  • If I recall correctly the LRT did not spur the maximum amount of visible development in midtown because the land prices actually became too high, or something like that.

  • I would dispute that the light rail has had any substantive quantitative impact on Houston’s development patterns, except to shuffle around the placement of some developments within a distance of several blocks. (That is to say, for instance, that downtown was destined to pick up a few big highrises over the last decade, but perhaps they were closer to Main rather than Allen Center.)

    A lot of people forget that the re-gentrification of the Heights took place over a span of decades — without light rail. The gentrification of 3rd Ward, the East End, and the Near Northside has been ongoing for a shorter period of time, and these neighborhoods simply aren’t as well-located as Rice Military — which also transformed without light rail. I would suggest that these neighborhoods are all destined for gentrification, that it will happen slowly because we’re talking about a huge geographic area — and that it would’ve happened with or without light rail, just as with other neighborhoods.

    I might be swayed if it were the case that some meaningful number of people move to Houston because it has light rail, but aside from some extremely narrow subset of people, that strikes me as bullshit. It’s not an effective economic development tool, and certainly not without zoning (which I also oppose).

  • Sample size too small – wait until the next lines open. Right now LRT has more in common with a rural airstrip than with a true “economic tool” or even (in the opinion of myself, a transit rider) a viable way to get around town.

    Having said that, have midtown land prices already been affected by the prospect of additional lines opening elsewhere? I would like to know that.

  • I hope they don’t fill up the 3rd with those ugly tin can townhomes. I have seen one complex off of Live Oak. There are a lot of older small apartments that can be redeveloped and I think most of the new mixed use apartments will stay on Scott and MacGregor. The neighborhoods with the large historic homes should stay the same. Some builds on the vacant lots There has been many new mcmansions built on Southmore. The Third Ward isn’t bad, it just has a bad reputation. North of OST is the best. It along with the East End are going to be so hot this decade.

  • In my opinion, for what it’s worth, the light rail in Houston (deployed as enhanced streetcar) is a local amenity, not a primary driver, for neighborhood development and revitalization. Niche’s statements are pretty spot-on.

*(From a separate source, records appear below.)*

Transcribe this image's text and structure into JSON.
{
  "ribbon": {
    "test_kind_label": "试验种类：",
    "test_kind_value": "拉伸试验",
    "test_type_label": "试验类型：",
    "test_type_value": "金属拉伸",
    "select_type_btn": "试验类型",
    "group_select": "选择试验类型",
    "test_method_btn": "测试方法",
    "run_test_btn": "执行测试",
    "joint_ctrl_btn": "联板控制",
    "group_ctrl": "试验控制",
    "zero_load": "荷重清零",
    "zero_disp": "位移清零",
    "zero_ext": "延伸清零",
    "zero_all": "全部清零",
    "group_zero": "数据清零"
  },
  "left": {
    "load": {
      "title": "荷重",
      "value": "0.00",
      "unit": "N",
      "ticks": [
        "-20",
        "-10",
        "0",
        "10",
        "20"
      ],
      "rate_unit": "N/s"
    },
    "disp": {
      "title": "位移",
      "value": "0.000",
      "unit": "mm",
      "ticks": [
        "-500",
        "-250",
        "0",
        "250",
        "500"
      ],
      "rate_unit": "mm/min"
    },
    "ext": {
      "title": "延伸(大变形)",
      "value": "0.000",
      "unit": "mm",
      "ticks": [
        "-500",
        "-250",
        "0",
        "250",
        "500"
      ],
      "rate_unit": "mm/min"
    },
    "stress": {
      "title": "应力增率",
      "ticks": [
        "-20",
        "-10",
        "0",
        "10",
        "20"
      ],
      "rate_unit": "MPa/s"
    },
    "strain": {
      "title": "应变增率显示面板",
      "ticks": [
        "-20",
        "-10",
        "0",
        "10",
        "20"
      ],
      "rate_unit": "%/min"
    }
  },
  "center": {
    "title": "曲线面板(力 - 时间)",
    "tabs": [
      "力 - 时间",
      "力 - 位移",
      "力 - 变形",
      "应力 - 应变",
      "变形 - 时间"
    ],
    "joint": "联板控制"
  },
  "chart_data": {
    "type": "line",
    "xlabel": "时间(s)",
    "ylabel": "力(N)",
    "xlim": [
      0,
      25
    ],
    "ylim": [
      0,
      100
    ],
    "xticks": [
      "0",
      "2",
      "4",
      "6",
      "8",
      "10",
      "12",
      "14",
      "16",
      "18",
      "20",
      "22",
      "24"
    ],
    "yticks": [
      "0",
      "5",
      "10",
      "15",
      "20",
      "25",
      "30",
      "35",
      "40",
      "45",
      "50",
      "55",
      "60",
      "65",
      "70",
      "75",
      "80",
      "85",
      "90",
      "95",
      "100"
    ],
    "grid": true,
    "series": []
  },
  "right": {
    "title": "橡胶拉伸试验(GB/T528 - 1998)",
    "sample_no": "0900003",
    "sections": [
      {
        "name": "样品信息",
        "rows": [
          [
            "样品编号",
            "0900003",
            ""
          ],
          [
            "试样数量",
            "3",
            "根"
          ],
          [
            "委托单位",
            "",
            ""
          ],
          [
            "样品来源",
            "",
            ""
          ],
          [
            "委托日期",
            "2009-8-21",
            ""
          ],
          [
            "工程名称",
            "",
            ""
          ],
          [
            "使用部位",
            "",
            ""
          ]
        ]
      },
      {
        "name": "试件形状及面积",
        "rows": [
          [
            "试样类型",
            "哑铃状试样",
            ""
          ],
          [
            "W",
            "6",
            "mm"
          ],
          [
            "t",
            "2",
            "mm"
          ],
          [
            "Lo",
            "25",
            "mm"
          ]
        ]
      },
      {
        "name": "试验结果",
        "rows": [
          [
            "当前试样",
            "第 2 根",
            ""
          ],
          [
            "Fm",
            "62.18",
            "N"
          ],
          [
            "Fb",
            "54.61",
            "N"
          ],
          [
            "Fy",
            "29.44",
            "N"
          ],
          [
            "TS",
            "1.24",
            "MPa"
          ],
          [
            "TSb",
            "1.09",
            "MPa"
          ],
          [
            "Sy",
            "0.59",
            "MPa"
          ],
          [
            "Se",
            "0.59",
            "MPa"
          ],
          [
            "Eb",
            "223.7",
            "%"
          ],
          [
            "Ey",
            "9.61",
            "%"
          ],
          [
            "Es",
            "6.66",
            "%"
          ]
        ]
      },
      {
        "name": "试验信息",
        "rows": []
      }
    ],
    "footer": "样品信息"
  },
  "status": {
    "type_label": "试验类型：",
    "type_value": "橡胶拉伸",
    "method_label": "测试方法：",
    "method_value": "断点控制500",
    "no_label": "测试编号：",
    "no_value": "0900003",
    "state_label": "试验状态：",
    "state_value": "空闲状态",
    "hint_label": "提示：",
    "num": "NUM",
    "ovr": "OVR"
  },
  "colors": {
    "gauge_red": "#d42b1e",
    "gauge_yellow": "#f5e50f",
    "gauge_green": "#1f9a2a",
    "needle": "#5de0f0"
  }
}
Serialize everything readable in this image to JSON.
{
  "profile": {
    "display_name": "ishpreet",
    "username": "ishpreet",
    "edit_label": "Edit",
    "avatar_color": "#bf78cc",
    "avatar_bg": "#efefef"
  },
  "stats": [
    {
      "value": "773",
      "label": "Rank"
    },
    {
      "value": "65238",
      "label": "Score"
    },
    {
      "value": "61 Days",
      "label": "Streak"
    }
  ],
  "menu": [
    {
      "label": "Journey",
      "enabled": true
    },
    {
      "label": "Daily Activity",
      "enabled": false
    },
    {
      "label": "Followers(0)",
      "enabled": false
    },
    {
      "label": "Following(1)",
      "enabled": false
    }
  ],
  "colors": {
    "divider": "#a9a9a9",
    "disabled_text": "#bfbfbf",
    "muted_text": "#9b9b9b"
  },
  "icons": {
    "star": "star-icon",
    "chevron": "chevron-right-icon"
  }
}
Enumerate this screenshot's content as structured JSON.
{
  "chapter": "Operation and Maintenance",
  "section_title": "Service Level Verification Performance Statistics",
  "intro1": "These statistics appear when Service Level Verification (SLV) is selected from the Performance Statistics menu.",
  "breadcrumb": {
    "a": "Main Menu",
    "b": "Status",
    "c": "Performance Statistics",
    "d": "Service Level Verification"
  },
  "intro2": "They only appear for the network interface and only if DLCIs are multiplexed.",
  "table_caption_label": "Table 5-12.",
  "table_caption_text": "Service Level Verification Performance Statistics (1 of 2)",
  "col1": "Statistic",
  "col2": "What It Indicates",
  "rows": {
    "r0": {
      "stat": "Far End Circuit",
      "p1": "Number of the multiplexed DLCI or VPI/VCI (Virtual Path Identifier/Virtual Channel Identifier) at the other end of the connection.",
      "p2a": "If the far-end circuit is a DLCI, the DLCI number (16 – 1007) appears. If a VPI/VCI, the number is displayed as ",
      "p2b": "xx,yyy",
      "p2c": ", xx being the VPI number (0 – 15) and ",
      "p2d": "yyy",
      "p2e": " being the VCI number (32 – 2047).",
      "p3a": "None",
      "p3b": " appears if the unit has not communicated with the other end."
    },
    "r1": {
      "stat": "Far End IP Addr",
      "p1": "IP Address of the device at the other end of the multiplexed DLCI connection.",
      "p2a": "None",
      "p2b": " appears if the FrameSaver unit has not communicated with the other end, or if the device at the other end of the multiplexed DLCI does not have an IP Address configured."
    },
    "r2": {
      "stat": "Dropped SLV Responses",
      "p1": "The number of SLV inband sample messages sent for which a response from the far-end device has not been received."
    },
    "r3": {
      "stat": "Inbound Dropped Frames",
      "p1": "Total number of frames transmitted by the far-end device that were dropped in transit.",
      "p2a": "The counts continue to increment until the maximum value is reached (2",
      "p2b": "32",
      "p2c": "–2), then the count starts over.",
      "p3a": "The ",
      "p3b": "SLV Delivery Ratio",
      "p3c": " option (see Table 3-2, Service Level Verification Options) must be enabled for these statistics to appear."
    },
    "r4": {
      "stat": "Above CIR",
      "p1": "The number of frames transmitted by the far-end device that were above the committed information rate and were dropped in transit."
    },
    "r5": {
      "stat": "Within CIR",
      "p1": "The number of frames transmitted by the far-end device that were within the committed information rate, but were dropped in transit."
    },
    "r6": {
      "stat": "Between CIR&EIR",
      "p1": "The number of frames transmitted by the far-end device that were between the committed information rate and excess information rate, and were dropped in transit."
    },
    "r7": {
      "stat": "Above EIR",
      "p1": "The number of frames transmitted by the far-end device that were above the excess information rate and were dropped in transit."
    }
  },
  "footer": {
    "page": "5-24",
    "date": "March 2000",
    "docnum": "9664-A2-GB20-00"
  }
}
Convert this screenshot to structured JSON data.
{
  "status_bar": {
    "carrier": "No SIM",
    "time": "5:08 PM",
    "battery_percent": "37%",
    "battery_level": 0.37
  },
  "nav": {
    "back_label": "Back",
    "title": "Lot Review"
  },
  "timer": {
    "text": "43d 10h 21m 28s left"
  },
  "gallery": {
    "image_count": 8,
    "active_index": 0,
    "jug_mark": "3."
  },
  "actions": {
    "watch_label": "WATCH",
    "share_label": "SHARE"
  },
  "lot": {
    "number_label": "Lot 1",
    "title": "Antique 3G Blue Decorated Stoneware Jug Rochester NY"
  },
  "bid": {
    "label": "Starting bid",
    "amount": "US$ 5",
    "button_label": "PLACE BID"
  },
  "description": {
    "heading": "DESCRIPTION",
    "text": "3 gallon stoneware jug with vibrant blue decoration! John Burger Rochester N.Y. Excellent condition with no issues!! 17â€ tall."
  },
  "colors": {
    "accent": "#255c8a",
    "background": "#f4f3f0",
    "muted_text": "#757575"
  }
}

  • I disagree with Niche in that Heights, Lamar Military were much easier to develop. LM was a very small area. Heights had some very rough areas but the historic section east of Studewood was always pretty good. The Third Ward needs some “help” to get people interested in moving there. Having rail connecting UH to midtown will generate a lot of ridership and keep cars off the street. Having more rail friendly developments likely to attract students will only increase the use of rail.

  • @trae I agree 3rd ward have some beautiful mansions no one knows about especially in riverside terrace. What if we renovate those mansions and still add modern townhomes?

  • Maybe I’m late to the party… but Most major cities thats are “nice” put some people in uncomfortable cituations to get the city to a better place. The people who are from Third Ward don’t want other people to come in a raise property taxes by making the place better and offering a better situation. However, those same people haven’t done anything for the area but run it into the ground. There is so much potential for this area! Does it need to be “cleaned up?” Most definitely! I live there and I want coffee shop options, a place to buy food, maybe a couple of fast food spots! Whatever it takes to make that happen… let’s do it! Think of what the Heights used to be and what it is now! Things change and Third Ward needs all the change for the better at this point!